''I am 15 years and 3 months and 2 days,'' says Christopher Boone when asked his age. He is very good at what he calls ''Maths''; his father has never had to write down his bankcard PIN: He simply told it to Christopher ''because he said I'd never forget it. And it was 3558.'' Christopher doesn't like to be touched, and when asked questions too quickly, they ''stack up in my head like loaves in the factory where Uncle Terry works.'' He is then moved to lie down on the ground and make ''the noise Father calls groaning.''

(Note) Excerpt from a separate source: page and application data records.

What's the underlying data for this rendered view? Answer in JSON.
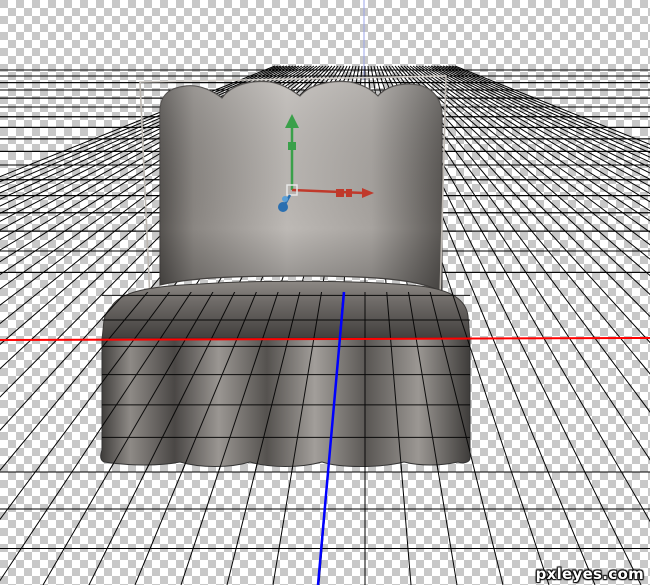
{
  "watermark": {
    "text": "pxleyes.com"
  },
  "colors": {
    "checker_light": "#ffffff",
    "checker_dark": "#c8c8c8",
    "grid_line": "#000000",
    "x_axis": "#ff0000",
    "z_axis": "#0000ff",
    "y_axis_faint": "#9aa3e8",
    "sofa_highlight": "#e6e3df",
    "sofa_mid": "#9a9590",
    "sofa_shadow": "#4c4946",
    "bounding_box": "#bdb8b2",
    "gizmo_y": "#3aa04a",
    "gizmo_x": "#c0392b",
    "gizmo_z": "#2a6fb0"
  },
  "icons": {
    "move_gizmo": "translate-gizmo-icon"
  }
}
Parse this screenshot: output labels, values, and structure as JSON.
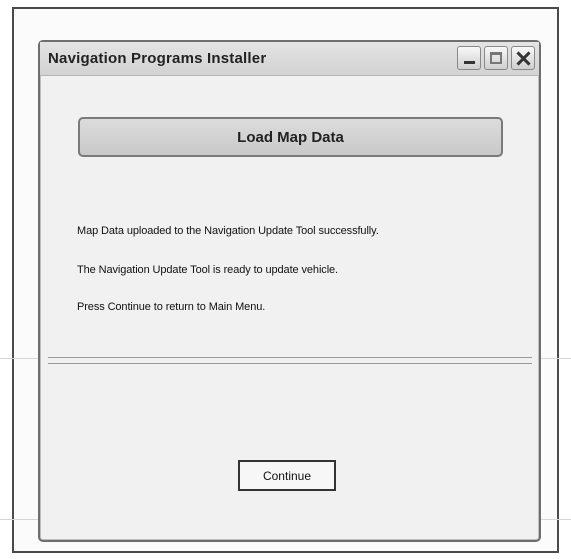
{
  "window": {
    "title": "Navigation Programs Installer"
  },
  "header_button": {
    "label": "Load Map Data"
  },
  "messages": [
    "Map Data uploaded to the Navigation Update Tool successfully.",
    "The Navigation Update Tool is ready to update vehicle.",
    "Press Continue to return to Main Menu."
  ],
  "footer": {
    "continue_label": "Continue"
  },
  "icons": {
    "minimize": "minimize-icon",
    "maximize": "maximize-icon",
    "close": "close-icon"
  }
}
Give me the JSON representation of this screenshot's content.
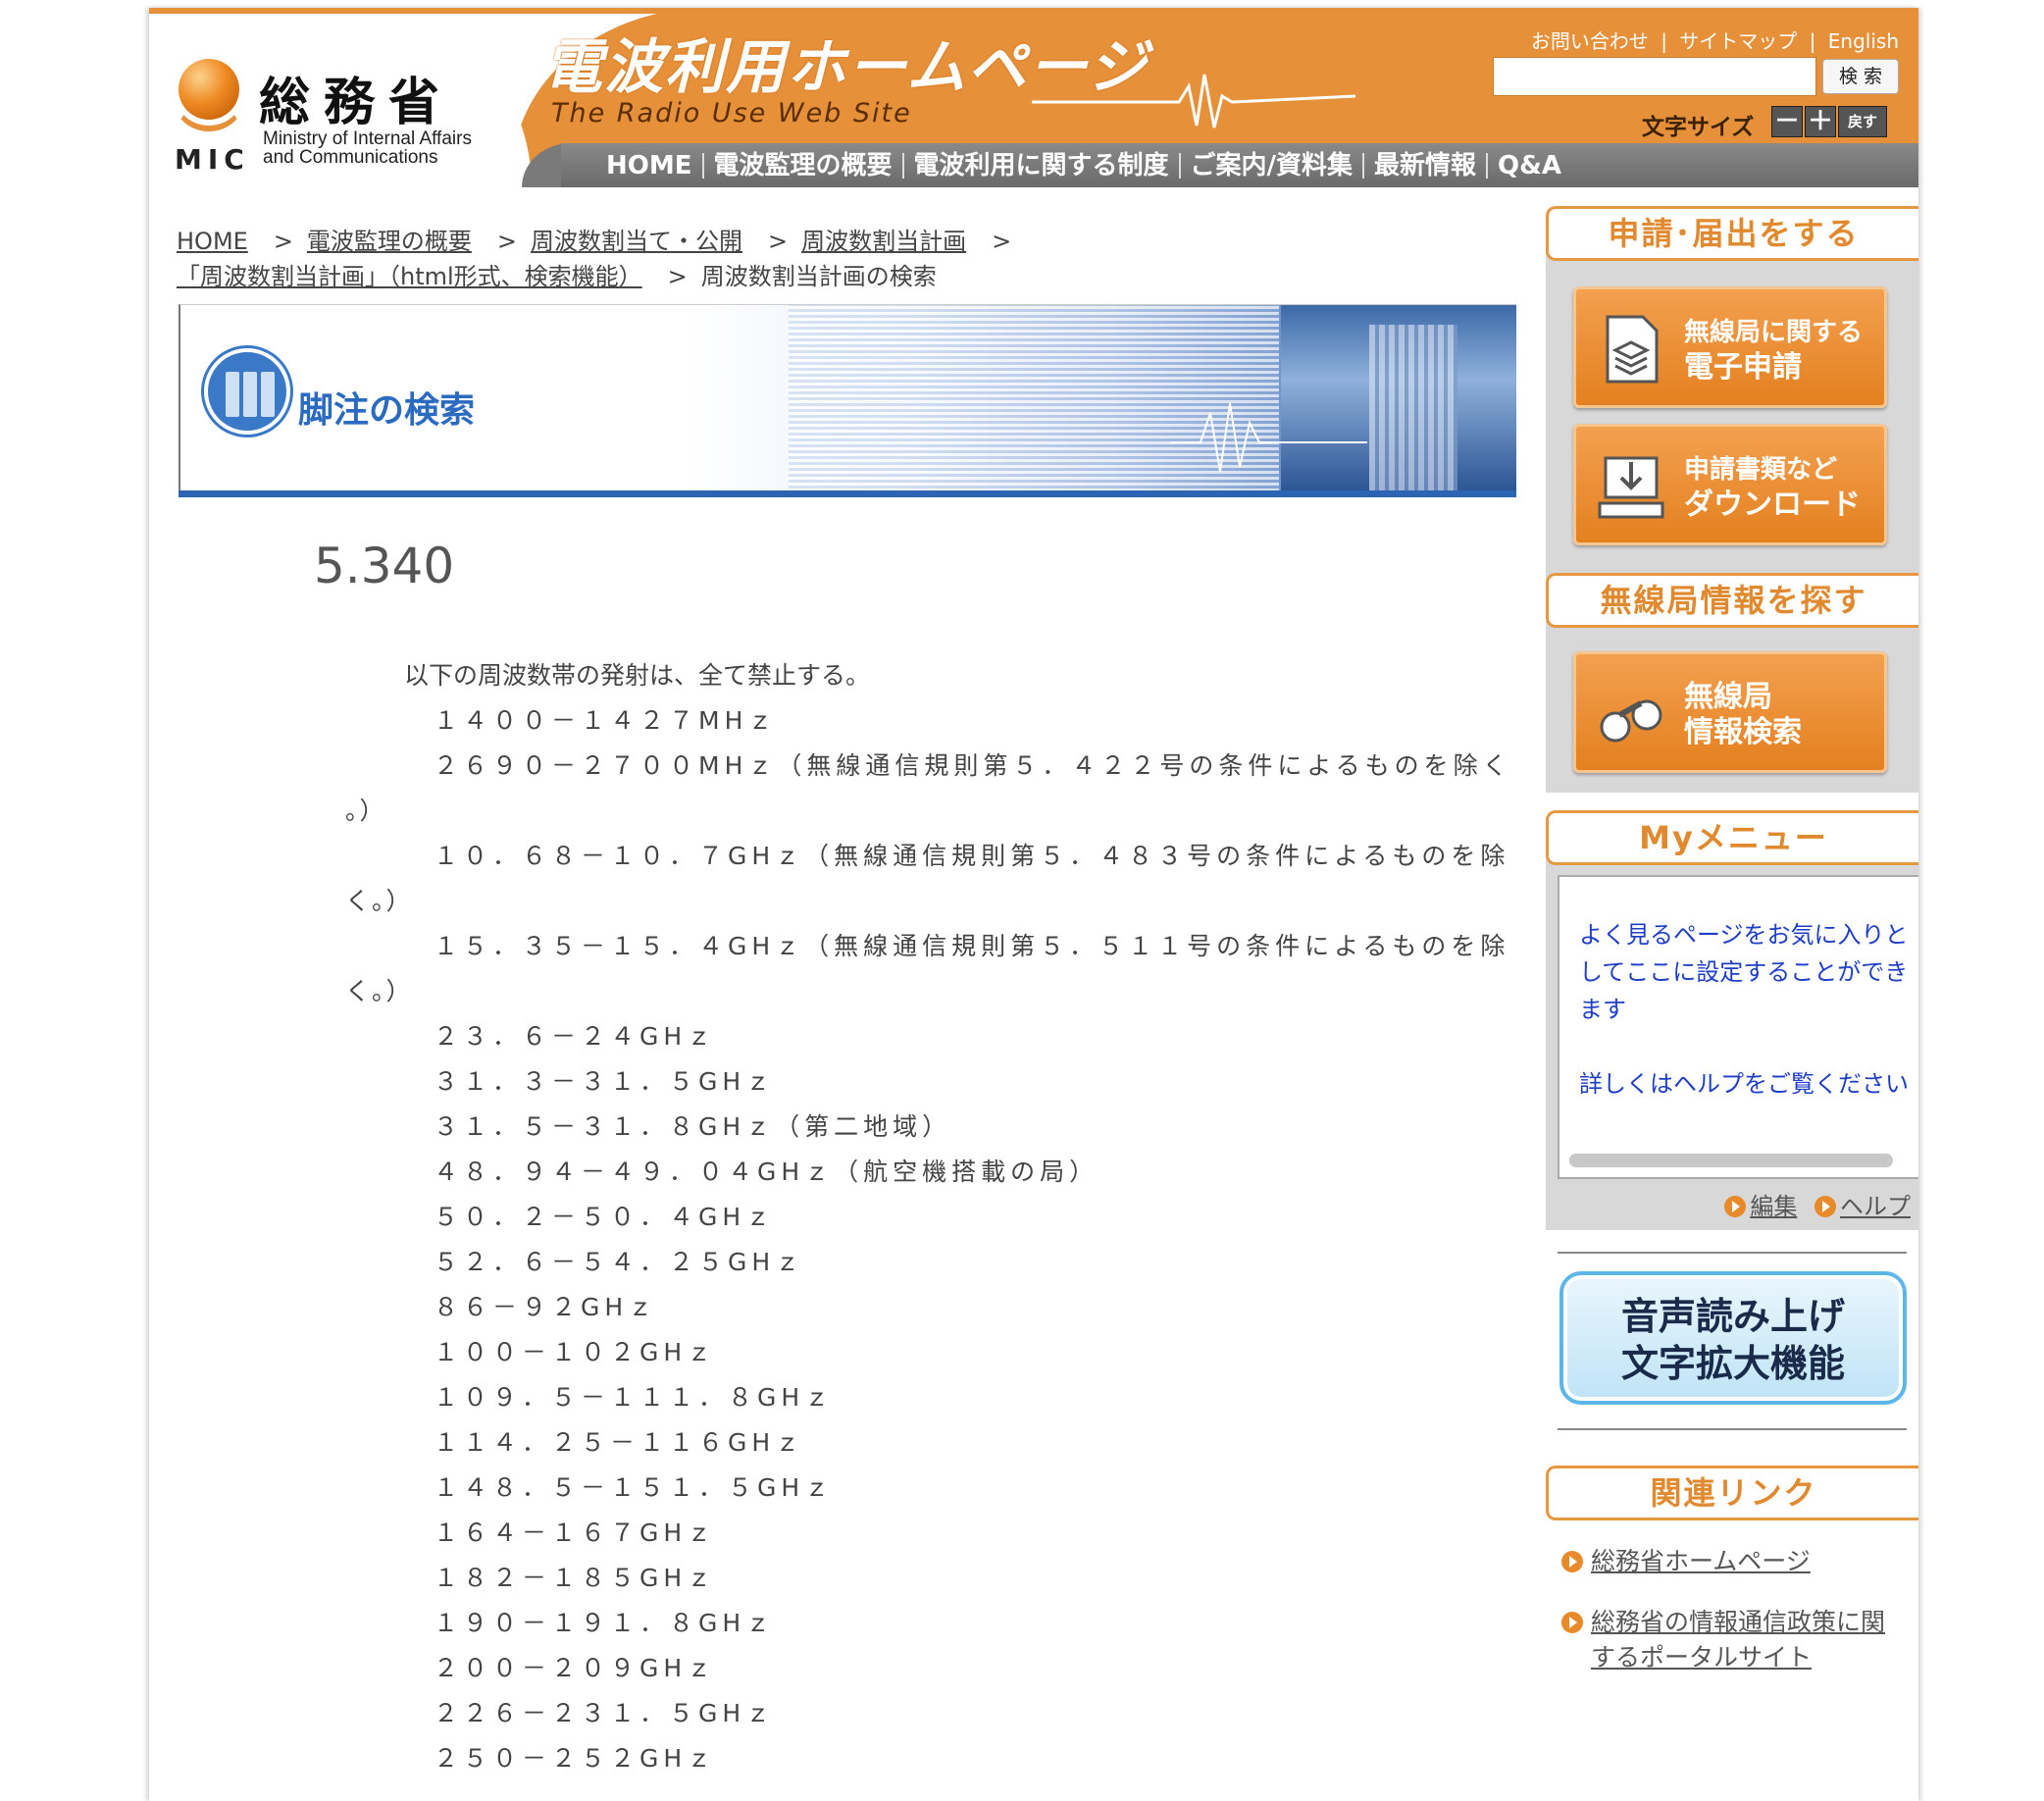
{
  "header": {
    "ministry_kanji": "総務省",
    "mic": "MIC",
    "ministry_en_1": "Ministry of Internal Affairs",
    "ministry_en_2": "and Communications",
    "site_title": "電波利用ホームページ",
    "site_subtitle": "The Radio Use Web Site",
    "toplinks": [
      "お問い合わせ",
      "|",
      "サイトマップ",
      "|",
      "English"
    ],
    "search_placeholder": "",
    "search_button": "検 索",
    "fontsize_label": "文字サイズ",
    "fontsize_minus": "－",
    "fontsize_plus": "＋",
    "fontsize_reset": "戻す",
    "colors": {
      "orange": "#e6903a",
      "nav_gray": "#7a7a7a"
    }
  },
  "nav": {
    "items": [
      "HOME",
      "電波監理の概要",
      "電波利用に関する制度",
      "ご案内/資料集",
      "最新情報",
      "Q&A"
    ]
  },
  "breadcrumb": {
    "items": [
      "HOME",
      "電波監理の概要",
      "周波数割当て・公開",
      "周波数割当計画",
      "「周波数割当計画」（html形式、検索機能）"
    ],
    "current": "周波数割当計画の検索",
    "separator": ">"
  },
  "banner": {
    "title": "脚注の検索"
  },
  "footnote": {
    "number": "5.340",
    "intro": "以下の周波数帯の発射は、全て禁止する。",
    "lines": [
      {
        "text": "１４００－１４２７MHｚ"
      },
      {
        "text": "２６９０－２７００MHｚ（無線通信規則第５．４２２号の条件によるものを除く",
        "wrap": "。）"
      },
      {
        "text": "１０．６８－１０．７GHｚ（無線通信規則第５．４８３号の条件によるものを除",
        "wrap": "く。）"
      },
      {
        "text": "１５．３５－１５．４GHｚ（無線通信規則第５．５１１号の条件によるものを除",
        "wrap": "く。）"
      },
      {
        "text": "２３．６－２４GHｚ"
      },
      {
        "text": "３１．３－３１．５GHｚ"
      },
      {
        "text": "３１．５－３１．８GHｚ（第二地域）"
      },
      {
        "text": "４８．９４－４９．０４GHｚ（航空機搭載の局）"
      },
      {
        "text": "５０．２－５０．４GHｚ"
      },
      {
        "text": "５２．６－５４．２５GHｚ"
      },
      {
        "text": "８６－９２GHｚ"
      },
      {
        "text": "１００－１０２GHｚ"
      },
      {
        "text": "１０９．５－１１１．８GHｚ"
      },
      {
        "text": "１１４．２５－１１６GHｚ"
      },
      {
        "text": "１４８．５－１５１．５GHｚ"
      },
      {
        "text": "１６４－１６７GHｚ"
      },
      {
        "text": "１８２－１８５GHｚ"
      },
      {
        "text": "１９０－１９１．８GHｚ"
      },
      {
        "text": "２００－２０９GHｚ"
      },
      {
        "text": "２２６－２３１．５GHｚ"
      },
      {
        "text": "２５０－２５２GHｚ"
      }
    ]
  },
  "sidebar": {
    "apply_head": "申請･届出をする",
    "btn_eapply_1": "無線局に関する",
    "btn_eapply_2": "電子申請",
    "btn_download_1": "申請書類など",
    "btn_download_2": "ダウンロード",
    "search_head": "無線局情報を探す",
    "btn_search_1": "無線局",
    "btn_search_2": "情報検索",
    "mymenu_head": "Myメニュー",
    "mymenu_text_1": "よく見るページをお気に入りとしてここに設定することができます",
    "mymenu_text_2": "詳しくはヘルプをご覧ください",
    "mymenu_edit": "編集",
    "mymenu_help": "ヘルプ",
    "voice_1": "音声読み上げ",
    "voice_2": "文字拡大機能",
    "links_head": "関連リンク",
    "link_1": "総務省ホームページ",
    "link_2a": "総務省の情報通信政策に関",
    "link_2b": "するポータルサイト"
  }
}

Christopher is, you see, a British boy with autism, and in Mark Haddon's entrancing debut novel, The Curious Incident of the Dog in the Night-Time, the lad narrates a short period in his life with brisk logic and rollicking or heartbreaking humor that in either case reflects the solemn literal-mindedness of his condition (when a train-ticket seller asks him how long he plans to stay in London, he replies, ''Until I go to University''). Christopher solves a mystery or two, just like a favorite fictional hero of his, Sherlock Holmes. While the only initial crime to be solved is learning who killed a neighborhood dog named Wellington, the novel eventually encompasses Christopher's quest to determine whether or not his mother is dead, which his father has told him but the teenager cannot quite believe.
Haddon, a veteran children's-book author who used to work with autistic individuals at an adult training center, never goes for cheap poignancy or facile irony. He makes clear what a trial Christopher can be when, for example, he occasionally throws tantrums in public or vomits from overstimulation -- but also how pleasurable it must be, on some level, to interpret the world from such an innocent, nonjudgmental point of view. Besides, Christopher also has an awfully nice way with a simile, as when he describes a policeman's hairy nose as looking as though ''there were two very small mice hiding in his nostrils.''
Haddon's technical masterstroke is in having Christopher narrate the story so that the reader must infer the true characters of the boy's long-suffering father; his school counselor, Siobhan; and his elderly neighbor, Mrs. Alexander, who helps Christopher in his mystery-solving once they get over an awkward initial period of learning how to converse with each other. (''I can't do chatting,'' Christopher says simply, and how many among us haven't wanted to say that to someone?) If The Curious Incident, through its careful accretion of Christopher's details, eventually becomes, as he puts it, ''a mystery that isn't a mystery,'' it is also a novel that isn't just a novel. Haddon's book illuminates the way one mind works so precisely, so humanely, that it reads like both an acutely observed case study and an artful exploration of a different ''mystery'': the thoughts and feelings we share even with those very different from us.